Problem details:
Scan the lines below for the string "title" and copy every one that has it.

The data:
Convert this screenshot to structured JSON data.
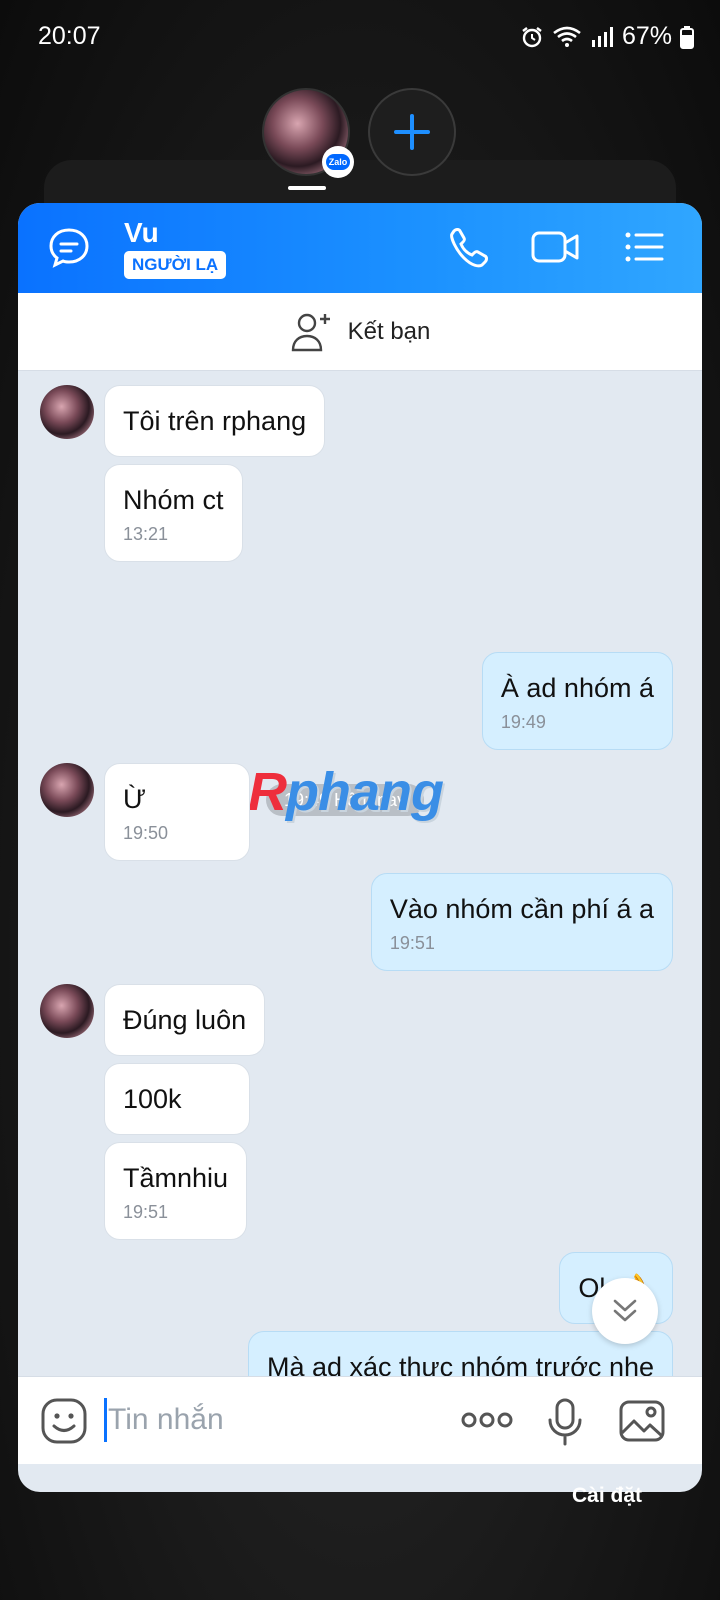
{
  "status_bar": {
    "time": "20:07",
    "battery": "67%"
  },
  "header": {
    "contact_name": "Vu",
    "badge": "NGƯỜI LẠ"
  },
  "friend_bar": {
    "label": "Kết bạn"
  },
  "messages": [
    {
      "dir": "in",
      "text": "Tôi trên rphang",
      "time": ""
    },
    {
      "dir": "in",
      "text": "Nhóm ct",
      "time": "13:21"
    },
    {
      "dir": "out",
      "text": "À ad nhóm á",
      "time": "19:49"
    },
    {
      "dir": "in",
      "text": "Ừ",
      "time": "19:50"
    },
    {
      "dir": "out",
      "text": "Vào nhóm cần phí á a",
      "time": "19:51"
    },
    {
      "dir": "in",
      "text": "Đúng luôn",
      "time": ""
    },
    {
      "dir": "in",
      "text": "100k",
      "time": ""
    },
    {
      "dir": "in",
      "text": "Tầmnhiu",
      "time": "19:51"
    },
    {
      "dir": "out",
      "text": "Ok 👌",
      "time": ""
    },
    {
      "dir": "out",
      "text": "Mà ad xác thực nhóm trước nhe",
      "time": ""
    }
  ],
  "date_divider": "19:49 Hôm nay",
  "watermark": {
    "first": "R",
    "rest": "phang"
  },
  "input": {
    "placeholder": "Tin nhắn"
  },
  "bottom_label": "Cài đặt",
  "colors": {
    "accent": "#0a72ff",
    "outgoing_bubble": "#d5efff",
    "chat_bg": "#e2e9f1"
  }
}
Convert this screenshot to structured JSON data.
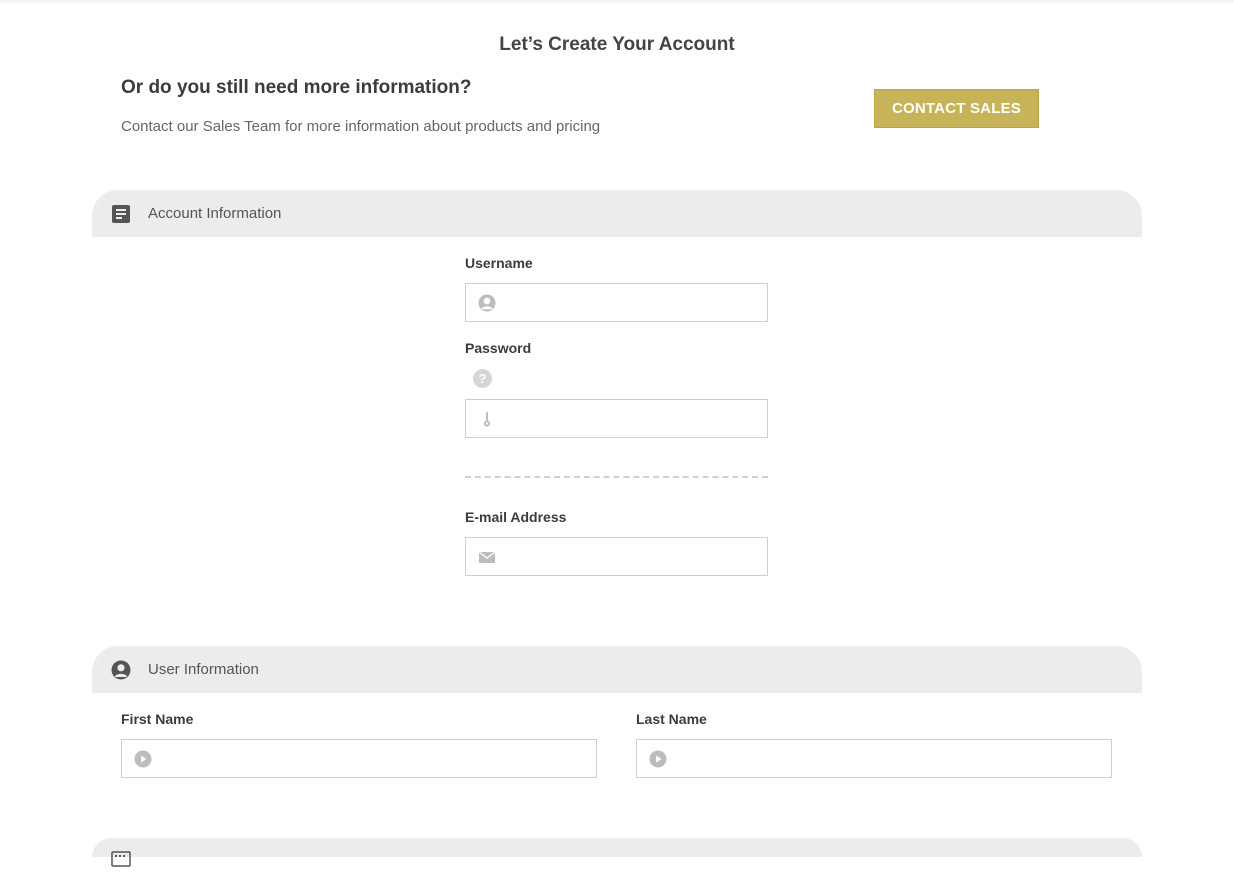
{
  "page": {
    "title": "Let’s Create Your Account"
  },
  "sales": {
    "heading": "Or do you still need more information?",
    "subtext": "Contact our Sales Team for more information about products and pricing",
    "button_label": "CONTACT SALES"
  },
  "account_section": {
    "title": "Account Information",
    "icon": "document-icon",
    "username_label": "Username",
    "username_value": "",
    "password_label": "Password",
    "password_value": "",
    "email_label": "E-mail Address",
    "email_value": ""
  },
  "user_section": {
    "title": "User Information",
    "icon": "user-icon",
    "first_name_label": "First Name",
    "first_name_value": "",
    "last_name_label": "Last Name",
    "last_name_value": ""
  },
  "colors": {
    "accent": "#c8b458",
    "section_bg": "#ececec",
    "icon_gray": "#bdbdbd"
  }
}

Result:
    "title": "Let’s Create Your Account"
    "title": "Account Information",
    "title": "User Information",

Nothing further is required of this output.